A LIGHT MURMUR OF NOTHING, a literary, speculative fiction, is complete at 68,000 words, and will appeal to fans of Something Wicked This Way Comes, Ocean at the End of the Lane, and When a Monster Calls.
Legends, like Trees, sometimes grow in the strangest of ways, and with the wicked town of Wanda it is no different. There, at the center of the crumbling division, the Swinging Tree’s gnarled branches cast a cursed shadow – walk in it and you are doomed, touch it and surely you will die. Yet, on overcast days, when the clouds cover the sun, the hangings take place. All are required to watch, even young Oswald Crofter, who gazes into his poppa’s eyes as he drops from the limb.
Now alone, Oswald fears he’ll be left to wander the streets, or worse, be thrown into the wasteland. Except, the notorious shopkeeper, Heavy Hannah, says he’ll be useful to her and takes him in. The town’s people don’t provoke Hannah, for she holds the power to inflict the Mark under the left eye of swindlers and cheats, however, for an exorbitant price, she will erase the painful stain with just a word. He worries she’ll give him the Mark, but soon a mother-son bond develops between them. During the day, he learns the store trade, while at night she lights a candle, mumbling over him until he falls asleep. Although Oswald isn’t sure he wants to learn, she intends to share the secrets of the Mark with him.
Meanwhile, Abbot Haggard, the town’s corrupt retainer, seeks notoriety by organizing a birthday celebration for the one thing their community is known for – the Swinging Tree. When Oswald collides with him in the street, it starts a chain of events leading to Hannah’s arrest for murder. Oswald blames himself. Unless he learns the mysteries of the Mark and the Tree, Hannah’s death will be the cherry on-top to Wanda’s macabre festivities, and no amount of want will stop it.
Dancing in the Poppies – 100% complete
When Paper White turned four her legs worked for the first time, not in real-life, but in the dream world of the Land Between. There, spina bifida didn’t tether her to a wheelchair, instead mud squished between her toes, and grass tickled her knees.
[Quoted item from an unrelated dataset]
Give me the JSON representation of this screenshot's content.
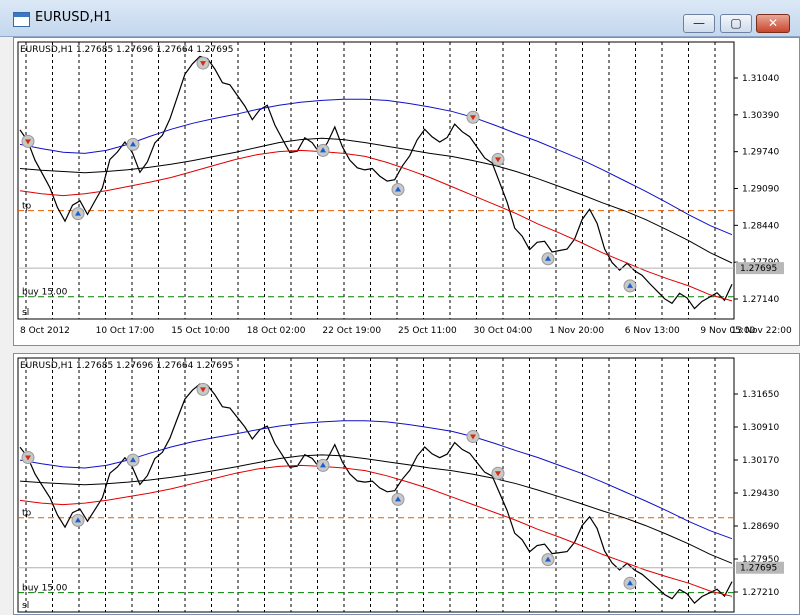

Nonetheless, that ended when the dreamer sensed Paper, violently shoving her from the dream. So, she established her red letter rules — never, under any circumstances, visit the Land Between of someone you know, and always stay hidden.
Now fifteen, Paper hides in both worlds. In real-life, her overprotective mother teeters on the brink of crazy, her brother is a star at everything, and the school bully, Bobby, has her best friend on his radar. While in the Land Between, a clever boy has suddenly appeared. Unlike her, Truman doesn’t keep to the edges or maintain rules, rather he soars through the Land Between, creating and manipulating dreams like his own Neverland.
Once the taunting from Bobby reaches its breaking point, Paper ignores her rules, and with the help of Truman, weaves a spell over Bobby’s Land. Only she never imagines her curse could cause a death. Now, Paper must emerge from hiding, shaking off the molds she’s placed on herself, to save Truman from his own crumbling nightmare.
A YA contemporary, speculative novel, DANCING IN THE POPPIES is complete at 71,000 words, and will appeal to readers of The Fault in our Stars and Wonder, with a sprinkling of Peter Pan.
I am Able… – In edits now
Beyond the perfect rows of identical homes and at the edge of everything stood the Wall. Within it smoke billowed forming a ghostly barrier, swirling from milky white to roiling black. No brick, no mortar held it together, but it towered there nonetheless, closing in the community of Pleasant Valley with four, ninety-degree corners — the Communities devoted champion. It hummed like a constant blaring danger sign – do not pass, turn back, or a blood thirsty communist will destroy you. The warning ingrained into all the residents on the day the elevator doors opened and their parents selected their crying bundles from the glass bassinets.
Only the Recruited had permission to go through the Wall, and only on their Recruitment day, and at the allotted room somewhere deep within the courthouse.
Able McCants knew that.
He didn’t care.
Age hadn’t yet made him a man, but he’d long since shaken off his childhood. Though on occasion, youthful thoughts, like now, still ruled his spirit.
He swallowed hard, squinting into the abyss, willing his mind to see beyond, to see the unending war, but only opaque darkness stared back at him. So instead, he set his toes at the edge of the mist, as if to get any closer it might eat through his black leather shoes like acid.